Extracted material Block Start

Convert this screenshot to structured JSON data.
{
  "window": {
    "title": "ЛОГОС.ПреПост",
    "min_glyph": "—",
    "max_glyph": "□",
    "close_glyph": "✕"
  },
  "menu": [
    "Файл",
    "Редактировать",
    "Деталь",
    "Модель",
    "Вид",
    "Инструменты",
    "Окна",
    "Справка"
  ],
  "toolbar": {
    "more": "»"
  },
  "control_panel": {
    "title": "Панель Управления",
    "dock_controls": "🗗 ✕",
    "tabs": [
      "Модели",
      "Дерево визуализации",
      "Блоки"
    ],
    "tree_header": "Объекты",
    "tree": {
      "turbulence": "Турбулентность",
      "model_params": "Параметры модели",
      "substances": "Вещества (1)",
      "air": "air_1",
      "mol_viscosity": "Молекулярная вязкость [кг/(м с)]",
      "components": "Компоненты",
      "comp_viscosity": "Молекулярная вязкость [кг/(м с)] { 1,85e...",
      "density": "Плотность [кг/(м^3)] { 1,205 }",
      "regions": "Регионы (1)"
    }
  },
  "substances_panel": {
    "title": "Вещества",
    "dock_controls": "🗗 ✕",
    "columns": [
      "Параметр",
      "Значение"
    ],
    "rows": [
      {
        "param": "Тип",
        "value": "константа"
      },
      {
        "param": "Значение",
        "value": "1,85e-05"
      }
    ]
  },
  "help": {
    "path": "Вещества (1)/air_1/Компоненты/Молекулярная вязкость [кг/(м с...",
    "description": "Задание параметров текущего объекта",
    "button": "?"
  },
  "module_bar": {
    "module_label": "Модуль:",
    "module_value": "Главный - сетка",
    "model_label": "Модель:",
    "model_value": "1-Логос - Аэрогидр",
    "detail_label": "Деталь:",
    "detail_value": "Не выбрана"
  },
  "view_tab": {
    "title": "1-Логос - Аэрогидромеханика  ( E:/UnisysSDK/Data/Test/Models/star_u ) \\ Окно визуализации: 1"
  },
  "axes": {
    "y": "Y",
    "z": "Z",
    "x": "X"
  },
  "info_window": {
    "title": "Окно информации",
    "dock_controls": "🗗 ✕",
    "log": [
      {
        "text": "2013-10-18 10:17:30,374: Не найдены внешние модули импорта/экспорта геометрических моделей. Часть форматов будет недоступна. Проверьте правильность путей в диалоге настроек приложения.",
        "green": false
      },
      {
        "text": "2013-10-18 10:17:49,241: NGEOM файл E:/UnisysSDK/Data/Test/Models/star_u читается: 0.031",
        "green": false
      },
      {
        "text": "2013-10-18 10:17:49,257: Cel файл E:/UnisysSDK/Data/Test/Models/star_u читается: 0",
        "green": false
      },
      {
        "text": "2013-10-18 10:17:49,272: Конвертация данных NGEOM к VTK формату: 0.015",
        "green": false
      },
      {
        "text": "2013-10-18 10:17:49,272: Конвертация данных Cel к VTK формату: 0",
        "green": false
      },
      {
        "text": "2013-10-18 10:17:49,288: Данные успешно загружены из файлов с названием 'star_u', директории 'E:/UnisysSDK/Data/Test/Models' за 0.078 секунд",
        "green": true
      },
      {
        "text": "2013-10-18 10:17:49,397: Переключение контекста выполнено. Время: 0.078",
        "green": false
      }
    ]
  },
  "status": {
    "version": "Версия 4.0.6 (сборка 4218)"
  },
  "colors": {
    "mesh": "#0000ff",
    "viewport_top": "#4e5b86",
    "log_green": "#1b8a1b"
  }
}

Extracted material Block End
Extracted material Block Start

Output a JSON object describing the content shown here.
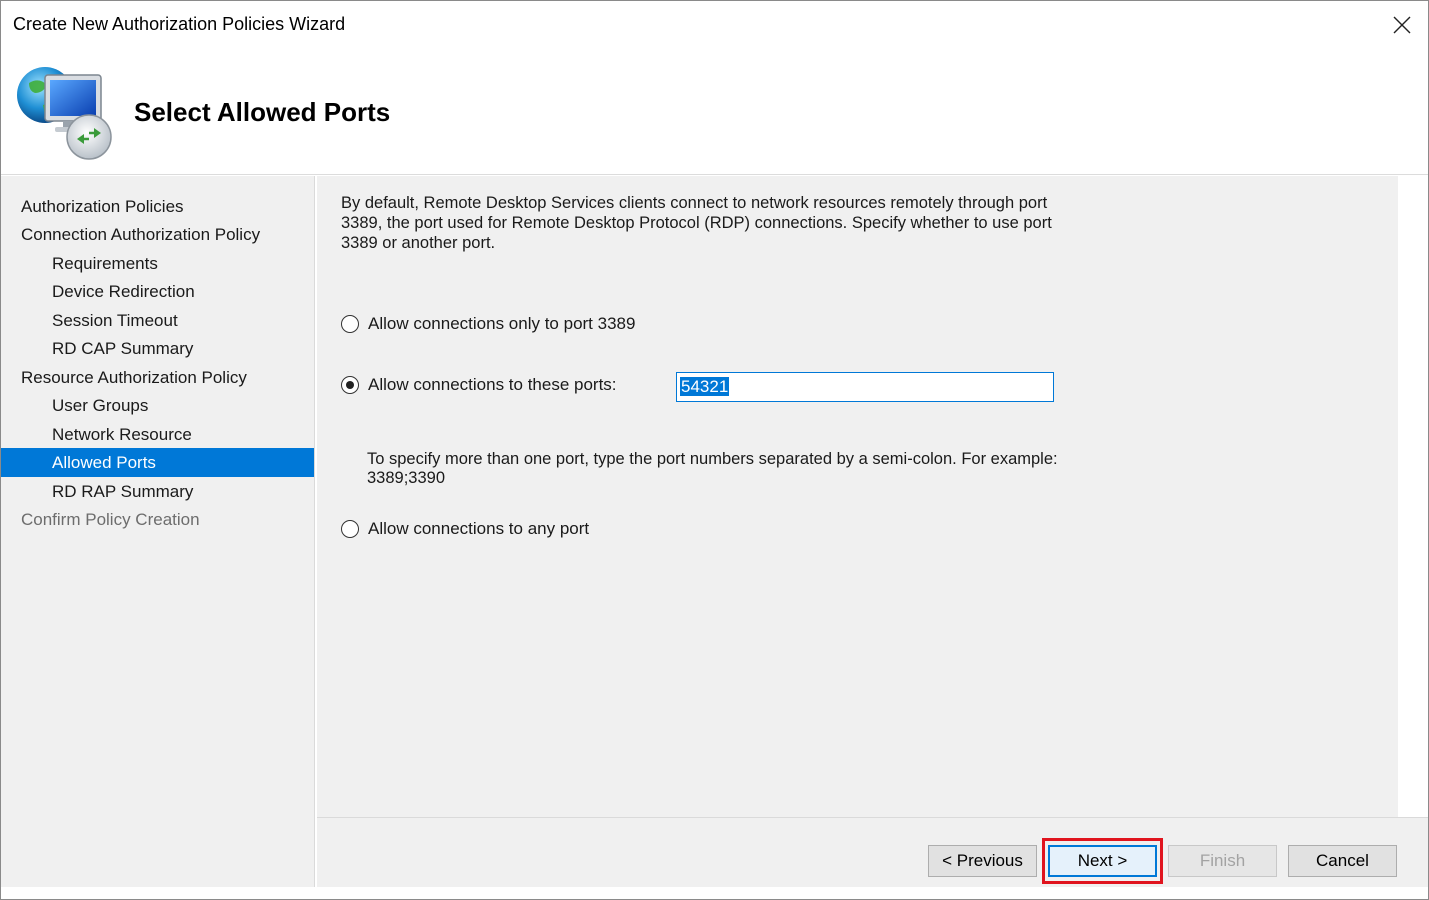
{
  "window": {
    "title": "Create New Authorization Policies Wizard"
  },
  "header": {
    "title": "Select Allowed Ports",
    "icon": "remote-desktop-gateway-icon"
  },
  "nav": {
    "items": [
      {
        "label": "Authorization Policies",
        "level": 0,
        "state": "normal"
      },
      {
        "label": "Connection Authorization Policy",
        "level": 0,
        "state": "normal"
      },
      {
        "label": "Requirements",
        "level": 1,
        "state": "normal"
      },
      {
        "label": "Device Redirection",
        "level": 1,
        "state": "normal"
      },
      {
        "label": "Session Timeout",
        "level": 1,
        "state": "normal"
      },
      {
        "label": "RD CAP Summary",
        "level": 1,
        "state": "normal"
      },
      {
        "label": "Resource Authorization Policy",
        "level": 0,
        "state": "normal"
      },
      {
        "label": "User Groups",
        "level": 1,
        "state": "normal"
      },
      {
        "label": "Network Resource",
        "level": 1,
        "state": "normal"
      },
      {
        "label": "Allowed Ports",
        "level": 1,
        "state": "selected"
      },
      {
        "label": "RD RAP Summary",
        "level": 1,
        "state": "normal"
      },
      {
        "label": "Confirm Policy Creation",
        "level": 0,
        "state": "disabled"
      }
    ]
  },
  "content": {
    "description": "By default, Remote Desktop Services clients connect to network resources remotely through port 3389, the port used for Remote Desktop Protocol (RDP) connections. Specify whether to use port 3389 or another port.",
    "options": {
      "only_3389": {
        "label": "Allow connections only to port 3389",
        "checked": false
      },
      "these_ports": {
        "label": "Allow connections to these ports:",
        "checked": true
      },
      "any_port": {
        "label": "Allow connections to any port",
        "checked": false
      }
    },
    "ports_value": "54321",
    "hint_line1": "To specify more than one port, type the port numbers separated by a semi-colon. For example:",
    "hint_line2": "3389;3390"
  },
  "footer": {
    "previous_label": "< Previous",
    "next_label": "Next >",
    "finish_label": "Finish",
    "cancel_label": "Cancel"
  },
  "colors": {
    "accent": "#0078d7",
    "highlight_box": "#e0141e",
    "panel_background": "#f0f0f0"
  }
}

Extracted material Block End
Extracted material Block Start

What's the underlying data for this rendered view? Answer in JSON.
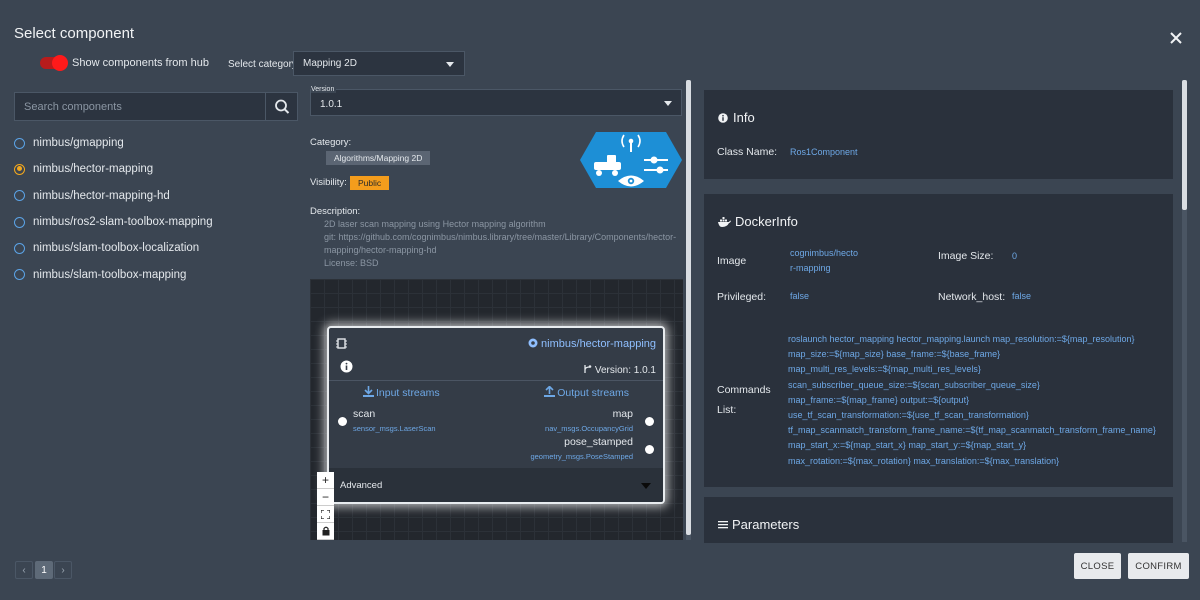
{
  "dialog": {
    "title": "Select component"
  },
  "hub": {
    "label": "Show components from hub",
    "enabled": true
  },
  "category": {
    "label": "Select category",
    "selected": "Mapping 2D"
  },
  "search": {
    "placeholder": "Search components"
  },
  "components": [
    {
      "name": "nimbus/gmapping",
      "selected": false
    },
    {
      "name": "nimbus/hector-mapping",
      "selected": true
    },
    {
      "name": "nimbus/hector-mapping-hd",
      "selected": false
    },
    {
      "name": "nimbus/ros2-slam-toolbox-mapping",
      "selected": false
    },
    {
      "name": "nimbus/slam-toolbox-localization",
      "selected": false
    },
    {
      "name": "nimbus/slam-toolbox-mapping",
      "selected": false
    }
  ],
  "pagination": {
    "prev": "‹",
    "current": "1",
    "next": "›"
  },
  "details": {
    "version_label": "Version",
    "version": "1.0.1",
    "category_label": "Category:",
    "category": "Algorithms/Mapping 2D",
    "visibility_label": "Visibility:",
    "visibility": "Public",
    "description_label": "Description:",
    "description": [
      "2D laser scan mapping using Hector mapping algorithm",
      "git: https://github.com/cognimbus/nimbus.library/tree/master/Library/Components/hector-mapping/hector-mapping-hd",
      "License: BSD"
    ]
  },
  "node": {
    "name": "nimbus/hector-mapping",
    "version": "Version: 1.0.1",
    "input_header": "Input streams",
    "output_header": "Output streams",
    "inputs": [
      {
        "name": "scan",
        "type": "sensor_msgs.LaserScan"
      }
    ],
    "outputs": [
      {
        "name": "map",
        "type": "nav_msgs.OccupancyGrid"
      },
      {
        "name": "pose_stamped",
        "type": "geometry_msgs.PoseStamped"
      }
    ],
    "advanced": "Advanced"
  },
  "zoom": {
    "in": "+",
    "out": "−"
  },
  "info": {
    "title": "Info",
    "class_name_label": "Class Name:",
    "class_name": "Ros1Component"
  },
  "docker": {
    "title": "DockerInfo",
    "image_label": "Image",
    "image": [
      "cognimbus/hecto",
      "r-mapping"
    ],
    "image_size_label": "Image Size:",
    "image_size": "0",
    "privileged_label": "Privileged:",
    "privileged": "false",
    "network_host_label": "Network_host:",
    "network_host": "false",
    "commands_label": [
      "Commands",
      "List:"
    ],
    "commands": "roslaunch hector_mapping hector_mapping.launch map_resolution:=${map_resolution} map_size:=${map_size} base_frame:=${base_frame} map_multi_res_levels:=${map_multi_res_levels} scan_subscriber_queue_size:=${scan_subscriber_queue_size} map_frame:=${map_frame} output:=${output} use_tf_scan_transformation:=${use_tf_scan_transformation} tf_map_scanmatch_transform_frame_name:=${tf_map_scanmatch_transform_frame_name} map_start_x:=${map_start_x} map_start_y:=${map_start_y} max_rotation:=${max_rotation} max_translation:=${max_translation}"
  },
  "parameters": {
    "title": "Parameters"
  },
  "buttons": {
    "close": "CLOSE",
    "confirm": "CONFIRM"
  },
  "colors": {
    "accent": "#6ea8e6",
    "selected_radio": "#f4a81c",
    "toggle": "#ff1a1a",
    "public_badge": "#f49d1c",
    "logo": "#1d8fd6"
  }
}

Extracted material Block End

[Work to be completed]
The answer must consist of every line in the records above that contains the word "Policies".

[Solution below]
    "title": "Create New Authorization Policies Wizard"
        "label": "Authorization Policies",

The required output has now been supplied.